‘Information Doesn’t Want to Be Free’ by Cory Doctorow
Garth Brooks says he named his comeback album “Man Against Machine” because he believes streaming and downloads are killing music. YouTube? It’s “the devil.”
Cory Doctorow begs to differ. In “Information Doesn’t Want to Be Free,” the science-fiction author and Internet advocate lays out a convincing case on behalf of the net benefits of a free and open digital culture.

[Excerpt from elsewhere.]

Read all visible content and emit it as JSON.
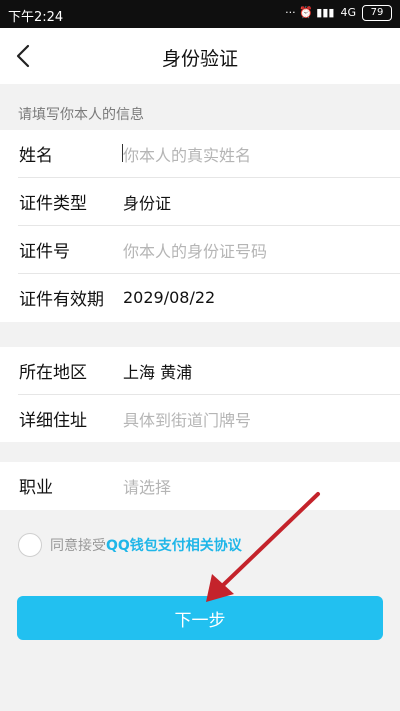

The title plays off a famous declaration by Stewart Brand, founder of the Whole Earth Catalog, who once pointed out the tension between the value of information and the rapidly decreasing cost of disseminating it. Three decades after Brand’s prophecy, the digitization of everything — news on the Web, music on iTunes and SoundCloud, fiction and history on Google Books and e-readers, movies and TV shows on Netflix, Hulu and the devilish YouTube — has made cultural content so inexpensive that artists like Brooks have grown panicky.
Over the past few decades the movie and music industries have cracked down on pirating, and authors have fought the Internet archiving of their work. But “information wants to be free,” Brand argued: That’s what our technological advances are for.
Doctorow, co-editor of the techy website Boing Boing and a notable proponent of Creative Commons, the movement toward a less restrictive public domain for intellectual property, thinks it’s time to retire Brand’s slogan.
“Information is an abstraction,” he writes. “[I]t doesn’t ‘want’ anything.” Information, he maintains, doesn’t want to be free: “People do.”
New technology has posed a threat to those who claimed control over material for hundreds of years, Doctorow notes. The printing press triggered struggles over access to the Bible. John Philip Sousa argued that the record player would make musicians obsolete. In the 1970s and ’80s, recordable audiocassettes and videotapes became industry scapegoats.
It’s always had a tinge of immorality to it, this notion of “copying,” which, of course, has been reduced in our age to the simplicity of a few keystrokes. Vehement rights holders such as the major movie studios, recording industry, and others (like Brooks) believe that every Spotify play and every peer-to-peer file share is a drain on their revenue streams.
But in the book’s introduction, Boston musician Amanda Palmer joins Doctorow in rebutting that claim. She compares the new marketplace of an open Internet to the historic tradition of street performance: Just as a busker’s work is supported by a fraction of passersby, artists and content providers could enhance their chances of earning a living as they allow the free flow of their product.
How would that work for artists? Doctorow points out (as have many others) that the seeming demise of the record industry because of the freefall of CD sales has simply led to a market shift, with live performance reaching an unprecedented premium. As Radiohead’s famous self-distribution experiment showed, enough fans of good art will voluntarily pay a going rate (or, unsolicited, more than that) to offset those who choose to pay zero for a particular work.
In the absence of restrictions, piracy is not inevitable, he claims. “Nothing needs to be done to keep honest people honest,” Doctorow quotes the computer scientist Ed Felten, “just as nothing needs to be done to keep tall people tall.”
Conversely, the author cites studies finding that limitations such as blackouts and “digital locks” don’t reduce piracy; in fact, they tend to provoke it.
Some of the topics explained here, from file scrambling to takedown requests (when Disney demands that a YouTube user remove her “Frozen” montage, for instance), will seem like rather dry reading to all but the most active adversaries in the intellectual property wars. But Doctorow effectively holds his audience by offering some intriguing analogies with equally intriguing ramifications.
For example: If the major music labels in their heyday were like the lavish cathedrals of the Roman Catholic Church in medieval times, he writes, the humble smaller churches, the “wee kirks,” that proliferated during the Reformation, decentralized Bible studies and personalized the experience.
“The intimacy and scale of the Reform kirks offered a new kind of fulfillment,” he writes. And worship has taken on a whole new meaning in the age of enlightened screens.